PROBLEM STATEMENT
Restate the entries below verbatim.

(Website and app data records)
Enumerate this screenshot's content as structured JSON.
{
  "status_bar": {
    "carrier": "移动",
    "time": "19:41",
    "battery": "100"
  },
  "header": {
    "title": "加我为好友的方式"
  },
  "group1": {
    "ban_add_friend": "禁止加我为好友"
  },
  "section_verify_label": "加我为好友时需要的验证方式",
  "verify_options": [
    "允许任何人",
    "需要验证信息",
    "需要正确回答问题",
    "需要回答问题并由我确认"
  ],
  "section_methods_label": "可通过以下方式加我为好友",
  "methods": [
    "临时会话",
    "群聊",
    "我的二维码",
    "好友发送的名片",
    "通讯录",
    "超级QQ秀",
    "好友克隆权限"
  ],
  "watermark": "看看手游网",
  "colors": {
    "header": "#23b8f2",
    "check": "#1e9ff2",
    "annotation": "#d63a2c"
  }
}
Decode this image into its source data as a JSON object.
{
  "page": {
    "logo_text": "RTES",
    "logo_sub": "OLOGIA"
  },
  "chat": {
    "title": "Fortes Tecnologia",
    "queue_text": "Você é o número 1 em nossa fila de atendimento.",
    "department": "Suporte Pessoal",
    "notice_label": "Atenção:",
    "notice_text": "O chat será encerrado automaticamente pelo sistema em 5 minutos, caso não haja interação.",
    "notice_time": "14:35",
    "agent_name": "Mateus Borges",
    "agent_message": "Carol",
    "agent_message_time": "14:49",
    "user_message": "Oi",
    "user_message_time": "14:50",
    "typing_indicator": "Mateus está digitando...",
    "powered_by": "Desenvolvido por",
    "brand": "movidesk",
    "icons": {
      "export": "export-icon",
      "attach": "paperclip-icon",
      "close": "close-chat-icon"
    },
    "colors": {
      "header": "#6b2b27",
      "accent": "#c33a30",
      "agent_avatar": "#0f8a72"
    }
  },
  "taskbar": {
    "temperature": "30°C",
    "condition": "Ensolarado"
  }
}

EXERCISE ANSWER
Enumerate this screenshot's content as structured JSON.
{
  "status_bar": {
    "carrier": "移动",
    "time": "19:41",
    "battery": "100"
  },
  "header": {
    "title": "加我为好友的方式"
  },
  "group1": {
    "ban_add_friend": "禁止加我为好友"
  },
  "section_verify_label": "加我为好友时需要的验证方式",
  "verify_options": [
    "允许任何人",
    "需要验证信息",
    "需要正确回答问题",
    "需要回答问题并由我确认"
  ],
  "section_methods_label": "可通过以下方式加我为好友",
  "methods": [
    "临时会话",
    "群聊",
    "我的二维码",
    "好友发送的名片",
    "通讯录",
    "超级QQ秀",
    "好友克隆权限"
  ],
  "watermark": "看看手游网",
  "colors": {
    "header": "#23b8f2",
    "check": "#1e9ff2",
    "annotation": "#d63a2c"
  }
}
Decode this image into its source data as a JSON object.
{
  "page": {
    "logo_text": "RTES",
    "logo_sub": "OLOGIA"
  },
  "chat": {
    "title": "Fortes Tecnologia",
    "queue_text": "Você é o número 1 em nossa fila de atendimento.",
    "department": "Suporte Pessoal",
    "notice_label": "Atenção:",
    "notice_text": "O chat será encerrado automaticamente pelo sistema em 5 minutos, caso não haja interação.",
    "notice_time": "14:35",
    "agent_name": "Mateus Borges",
    "agent_message": "Carol",
    "agent_message_time": "14:49",
    "user_message": "Oi",
    "user_message_time": "14:50",
    "typing_indicator": "Mateus está digitando...",
    "powered_by": "Desenvolvido por",
    "brand": "movidesk",
    "icons": {
      "export": "export-icon",
      "attach": "paperclip-icon",
      "close": "close-chat-icon"
    },
    "colors": {
      "header": "#6b2b27",
      "accent": "#c33a30",
      "agent_avatar": "#0f8a72"
    }
  },
  "taskbar": {
    "temperature": "30°C",
    "condition": "Ensolarado"
  }
}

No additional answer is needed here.